Input data

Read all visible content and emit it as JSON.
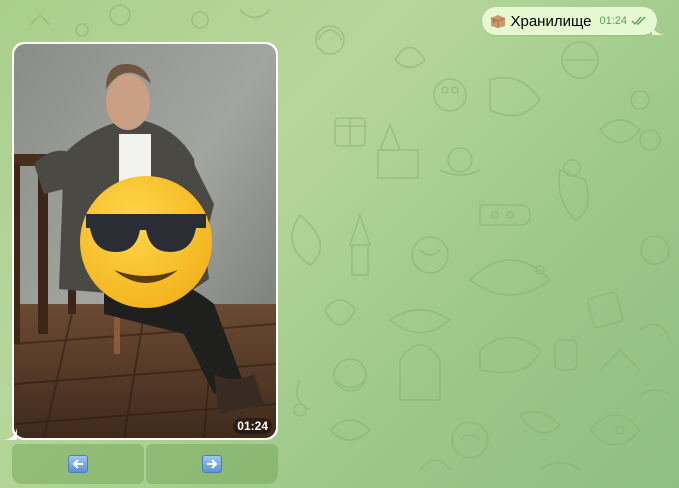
{
  "chat": {
    "outgoing_message": {
      "icon": "package-icon",
      "text": "Хранилище",
      "time": "01:24",
      "status": "read"
    },
    "photo_message": {
      "time": "01:24"
    },
    "inline_keyboard": [
      {
        "label": "⬅️",
        "icon": "left-arrow-key-icon"
      },
      {
        "label": "➡️",
        "icon": "right-arrow-key-icon"
      }
    ]
  },
  "colors": {
    "wallpaper": "#a9cf8c",
    "outgoing_bubble": "#e6f8d2",
    "time_green": "#5aa254",
    "keyboard_button": "#8fbd70",
    "arrow_key_blue": "#5b92d3"
  }
}
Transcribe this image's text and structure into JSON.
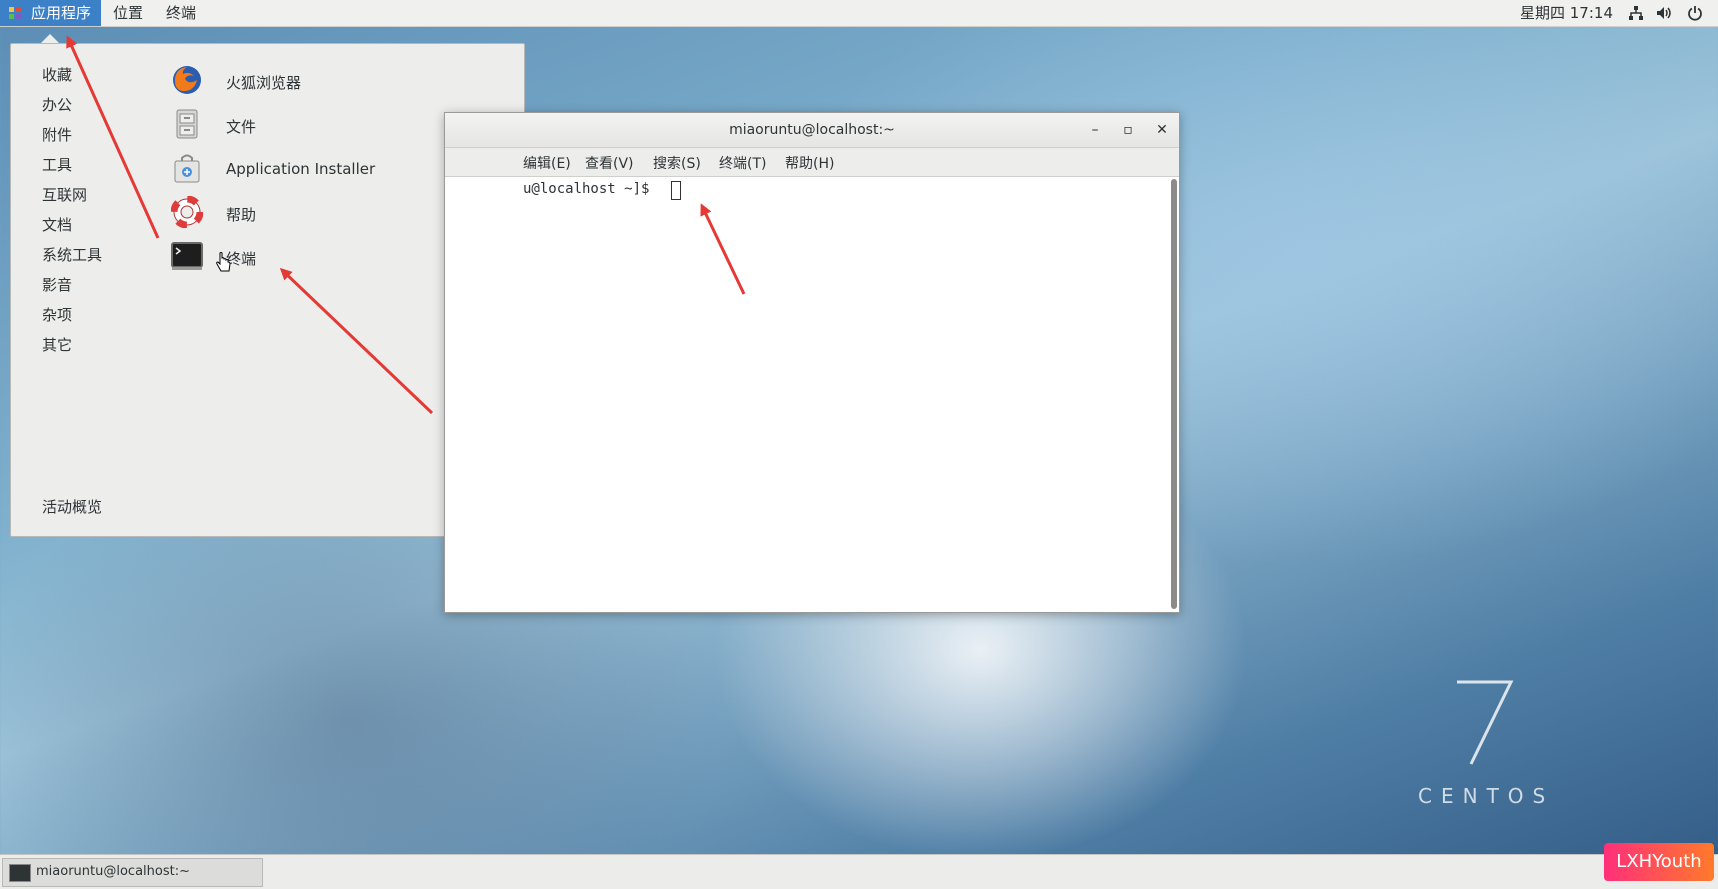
{
  "topbar": {
    "apps_label": "应用程序",
    "places_label": "位置",
    "terminal_label": "终端",
    "clock": "星期四 17:14",
    "icons": [
      "network-icon",
      "volume-icon",
      "power-icon"
    ]
  },
  "app_menu": {
    "categories": [
      "收藏",
      "办公",
      "附件",
      "工具",
      "互联网",
      "文档",
      "系统工具",
      "影音",
      "杂项",
      "其它"
    ],
    "activities_label": "活动概览",
    "apps": [
      {
        "label": "火狐浏览器",
        "icon": "firefox-icon"
      },
      {
        "label": "文件",
        "icon": "file-cabinet-icon"
      },
      {
        "label": "Application Installer",
        "icon": "installer-bag-icon"
      },
      {
        "label": "帮助",
        "icon": "lifebuoy-icon"
      },
      {
        "label": "终端",
        "icon": "terminal-icon"
      }
    ]
  },
  "terminal_window": {
    "title": "miaoruntu@localhost:~",
    "menu": [
      "编辑(E)",
      "查看(V)",
      "搜索(S)",
      "终端(T)",
      "帮助(H)"
    ],
    "prompt": "u@localhost ~]$ "
  },
  "desktop": {
    "logo_text": "CENTOS"
  },
  "taskbar": {
    "task_label": "miaoruntu@localhost:~"
  },
  "watermark": "LXHYouth",
  "colors": {
    "topbar_active": "#3c80c8",
    "annotation_arrow": "#e53935",
    "badge_start": "#ff2f7a",
    "badge_end": "#ff7a2a"
  }
}
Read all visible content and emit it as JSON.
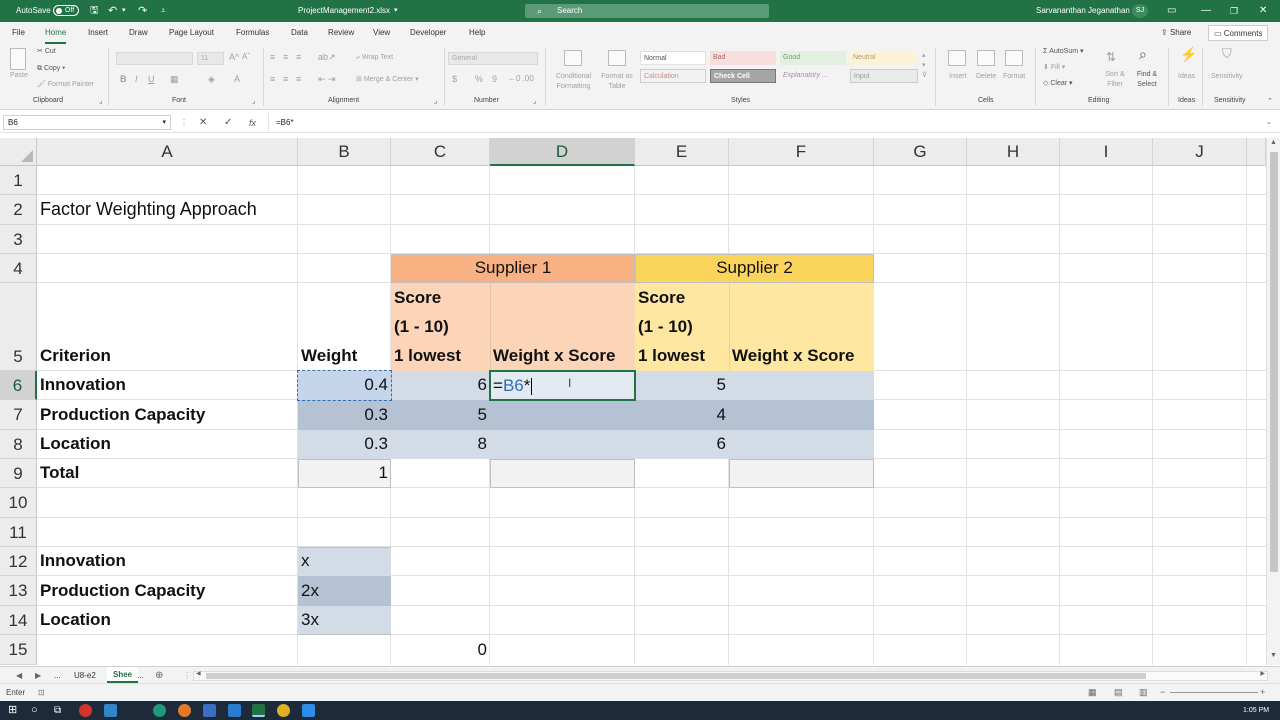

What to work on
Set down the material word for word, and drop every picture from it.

Answer space
Read all visible content and emit it as JSON.
{
  "chat": {
    "outgoing_message": {
      "icon": "package-icon",
      "text": "Хранилище",
      "time": "01:24",
      "status": "read"
    },
    "photo_message": {
      "time": "01:24"
    },
    "inline_keyboard": [
      {
        "label": "⬅️",
        "icon": "left-arrow-key-icon"
      },
      {
        "label": "➡️",
        "icon": "right-arrow-key-icon"
      }
    ]
  },
  "colors": {
    "wallpaper": "#a9cf8c",
    "outgoing_bubble": "#e6f8d2",
    "time_green": "#5aa254",
    "keyboard_button": "#8fbd70",
    "arrow_key_blue": "#5b92d3"
  }
}
Transcribe this image's text and structure into JSON.
{
  "topbar": {
    "apps_label": "应用程序",
    "places_label": "位置",
    "terminal_label": "终端",
    "clock": "星期四 17:14",
    "icons": [
      "network-icon",
      "volume-icon",
      "power-icon"
    ]
  },
  "app_menu": {
    "categories": [
      "收藏",
      "办公",
      "附件",
      "工具",
      "互联网",
      "文档",
      "系统工具",
      "影音",
      "杂项",
      "其它"
    ],
    "activities_label": "活动概览",
    "apps": [
      {
        "label": "火狐浏览器",
        "icon": "firefox-icon"
      },
      {
        "label": "文件",
        "icon": "file-cabinet-icon"
      },
      {
        "label": "Application Installer",
        "icon": "installer-bag-icon"
      },
      {
        "label": "帮助",
        "icon": "lifebuoy-icon"
      },
      {
        "label": "终端",
        "icon": "terminal-icon"
      }
    ]
  },
  "terminal_window": {
    "title": "miaoruntu@localhost:~",
    "menu": [
      "编辑(E)",
      "查看(V)",
      "搜索(S)",
      "终端(T)",
      "帮助(H)"
    ],
    "prompt": "u@localhost ~]$ "
  },
  "desktop": {
    "logo_text": "CENTOS"
  },
  "taskbar": {
    "task_label": "miaoruntu@localhost:~"
  },
  "watermark": "LXHYouth",
  "colors": {
    "topbar_active": "#3c80c8",
    "annotation_arrow": "#e53935",
    "badge_start": "#ff2f7a",
    "badge_end": "#ff7a2a"
  }
}
Read all visible content and emit it as JSON.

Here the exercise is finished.